*TASK:* Among the entries below, find the lines holding "name" and copy them.

☆ ☆ ☆ ☆ ☆

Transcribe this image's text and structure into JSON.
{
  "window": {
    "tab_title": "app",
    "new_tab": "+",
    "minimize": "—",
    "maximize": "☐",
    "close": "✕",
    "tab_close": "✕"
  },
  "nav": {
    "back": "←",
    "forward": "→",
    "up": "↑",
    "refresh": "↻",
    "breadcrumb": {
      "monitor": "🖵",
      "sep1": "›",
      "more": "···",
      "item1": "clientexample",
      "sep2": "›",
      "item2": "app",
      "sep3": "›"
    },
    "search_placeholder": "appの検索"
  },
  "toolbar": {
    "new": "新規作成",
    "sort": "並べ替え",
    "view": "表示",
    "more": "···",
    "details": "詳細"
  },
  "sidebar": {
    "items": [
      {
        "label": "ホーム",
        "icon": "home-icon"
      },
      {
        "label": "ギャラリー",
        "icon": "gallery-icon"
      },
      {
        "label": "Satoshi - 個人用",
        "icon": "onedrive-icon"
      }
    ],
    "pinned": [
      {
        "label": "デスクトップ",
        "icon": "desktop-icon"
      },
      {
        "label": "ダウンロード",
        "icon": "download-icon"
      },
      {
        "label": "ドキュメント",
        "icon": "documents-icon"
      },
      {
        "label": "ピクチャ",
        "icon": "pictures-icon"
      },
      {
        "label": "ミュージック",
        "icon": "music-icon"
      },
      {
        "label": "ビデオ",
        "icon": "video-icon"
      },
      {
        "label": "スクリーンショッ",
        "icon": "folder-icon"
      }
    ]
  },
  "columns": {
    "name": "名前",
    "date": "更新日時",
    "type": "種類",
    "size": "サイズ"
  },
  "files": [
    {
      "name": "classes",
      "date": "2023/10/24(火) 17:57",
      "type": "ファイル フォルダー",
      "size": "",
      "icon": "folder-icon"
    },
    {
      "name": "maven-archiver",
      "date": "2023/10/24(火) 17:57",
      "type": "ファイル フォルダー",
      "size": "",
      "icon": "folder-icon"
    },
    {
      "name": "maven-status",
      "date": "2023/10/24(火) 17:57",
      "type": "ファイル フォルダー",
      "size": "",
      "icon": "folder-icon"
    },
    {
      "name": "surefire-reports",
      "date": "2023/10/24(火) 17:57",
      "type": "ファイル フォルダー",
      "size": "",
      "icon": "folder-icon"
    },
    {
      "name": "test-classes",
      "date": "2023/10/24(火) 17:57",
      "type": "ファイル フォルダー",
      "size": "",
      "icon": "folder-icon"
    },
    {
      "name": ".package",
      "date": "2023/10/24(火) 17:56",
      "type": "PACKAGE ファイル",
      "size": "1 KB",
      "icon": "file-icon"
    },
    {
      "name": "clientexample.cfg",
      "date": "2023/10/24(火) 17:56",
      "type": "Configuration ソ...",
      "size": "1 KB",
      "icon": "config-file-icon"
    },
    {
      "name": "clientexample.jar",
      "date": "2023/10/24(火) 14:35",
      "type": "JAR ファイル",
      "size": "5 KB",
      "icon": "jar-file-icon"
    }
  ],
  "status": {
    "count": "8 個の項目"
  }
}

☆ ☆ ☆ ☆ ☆

*RESPONSE FOR THIS EXERCISE:*
    "name": "名前",
      "name": "classes",
      "name": "maven-archiver",
      "name": "maven-status",
      "name": "surefire-reports",
      "name": "test-classes",
      "name": ".package",
      "name": "clientexample.cfg",
      "name": "clientexample.jar",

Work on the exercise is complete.